Critics had called for the forceful move to be enacted immediately upon Russia's full-scale invasion of Ukraine, but Western leaders initially balked. Even now, Time noted that the disconnection from SWIFT is "partial," leaving room for the U.S. and Europe to escalate penalties.
Yet the effects are reportedly being felt already, as Russian residents rushed to ATMs to withdraw cash amid the ruble's free fall.
In addition to the currency plunge, the Russian stock market also took a major hit on Monday. According to the New York Times, officials closed the Moscow stock exchange for the day, citing the "developing situation."
"The economic reality has, of course, changed," the Kremlin’s spokesman, Dmitri S. Peskov, reportedly told members of the press while announcing that Russian President Vladimir Putin had ordered an emergency meeting with top finance officials.
Western restrictions effectively have placed a chokehold on the Kremlin's ability to access its war chest of financial reserves and sent to the country careening towards an economic crisis. At the very least, the world intends to financially isolate Russia in a way not experienced since the Cold War.
"Putin embarked on a path aiming to destroy Ukraine, but what he is also doing, in fact, is destroying the future of his own country," European Union Commission President Ursula von der Leyen said Saturday.
Yet even as Russia's economy faced significant distress and delegations from Russia and Ukraine met in Belarus for peace talks, the Russian offensive showed no signs of letting up.
Ukrainian officials claimed Monday that an air raid on residential areas in Kharkiv, Ukraine’s second-largest city, left dozens of people dead, including several civilians.
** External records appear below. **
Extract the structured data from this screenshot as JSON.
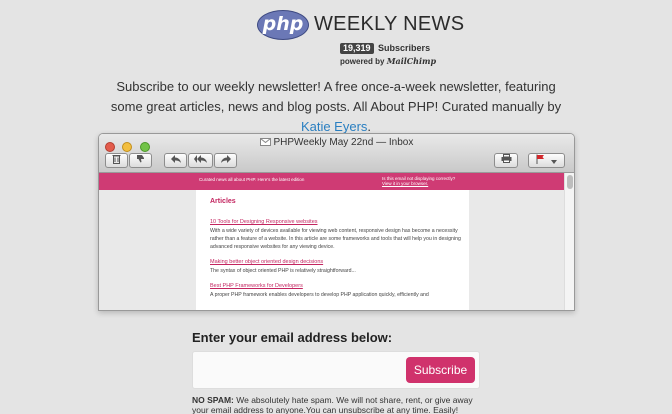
{
  "brand": {
    "logo_mark": "php",
    "logo_text": "WEEKLY NEWS",
    "subscriber_count": "19,319",
    "subscriber_label": "Subscribers",
    "powered_prefix": "powered by",
    "powered_brand": "MailChimp"
  },
  "intro": {
    "text": "Subscribe to our weekly newsletter! A free once-a-week newsletter, featuring some great articles, news and blog posts. All About PHP! Curated manually by ",
    "link_text": "Katie Eyers",
    "suffix": "."
  },
  "window": {
    "title": "PHPWeekly May 22nd — Inbox",
    "banner_left": "Curated news all about PHP.  Here's the latest edition",
    "banner_right_1": "Is this email not displaying correctly?",
    "banner_right_2": "View it in your browser.",
    "section_heading": "Articles",
    "articles": [
      {
        "title": "10 Tools for Designing Responsive websites",
        "desc": "With a wide variety of devices available for viewing web content, responsive design has become a necessity rather than a feature of a website. In this article are some frameworks and tools that will help you in designing advanced responsive websites for any viewing device."
      },
      {
        "title": "Making better object oriented design decisions",
        "desc": "The syntax of object oriented PHP is relatively straightforward..."
      },
      {
        "title": "Best PHP Frameworks for Developers",
        "desc": "A proper PHP framework enables developers to develop PHP application quickly, efficiently and"
      }
    ]
  },
  "form": {
    "heading": "Enter your email address below:",
    "email_placeholder": "",
    "button_label": "Subscribe"
  },
  "spam": {
    "label": "NO SPAM:",
    "text": " We absolutely hate spam. We will not share, rent, or give away your email address to anyone.You can unsubscribe at any time. Easily!"
  },
  "colors": {
    "accent": "#cf3b74",
    "link": "#2a7fc1",
    "background": "#e4e4e4"
  },
  "icons": [
    "trash-icon",
    "thumbs-down-icon",
    "reply-icon",
    "reply-all-icon",
    "forward-icon",
    "print-icon",
    "flag-icon",
    "mail-icon"
  ]
}
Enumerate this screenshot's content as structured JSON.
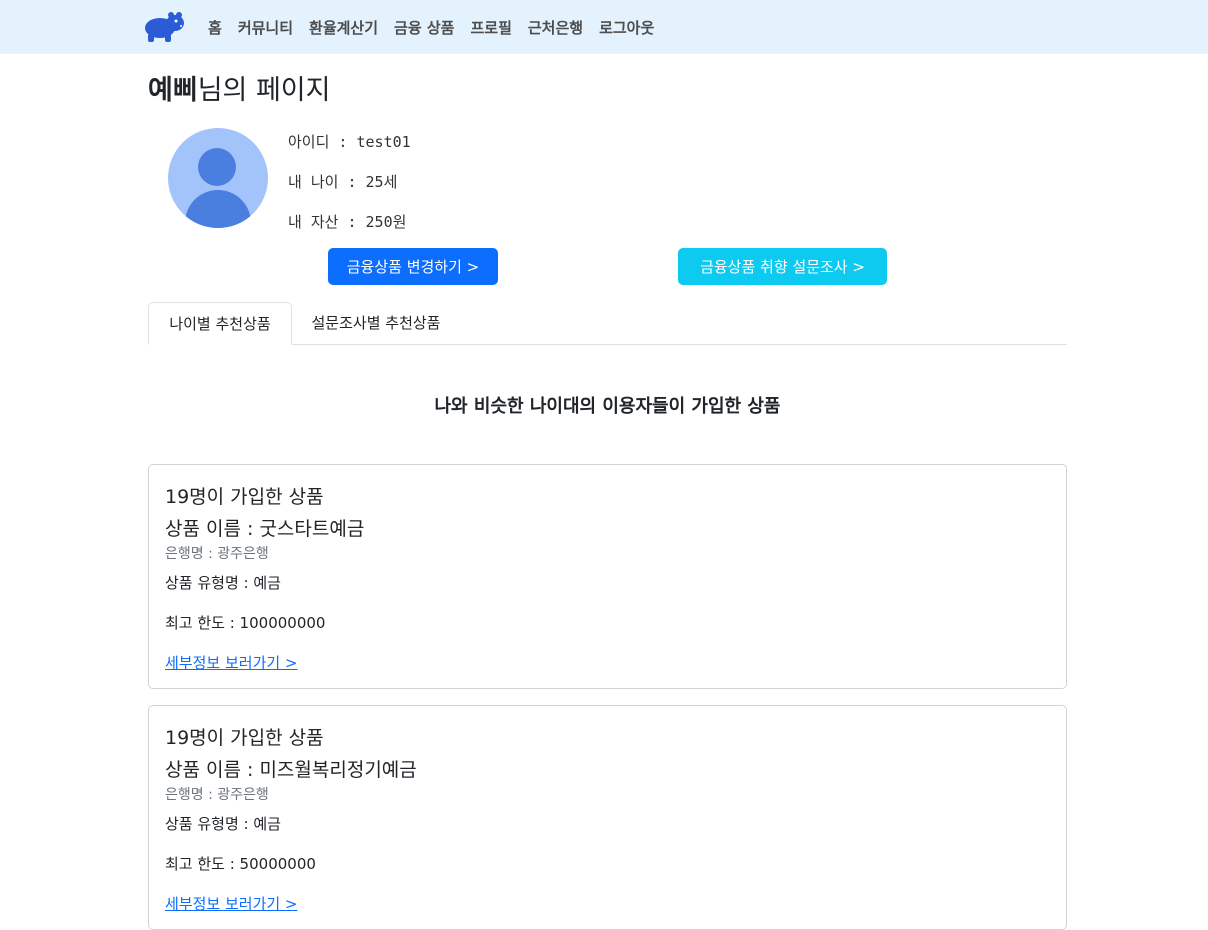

"Kharkiv has just been massively fired upon by grads [rockets]. Dozens of dead and hundreds of wounded," the interior ministry said on Facebook, according to BBC News.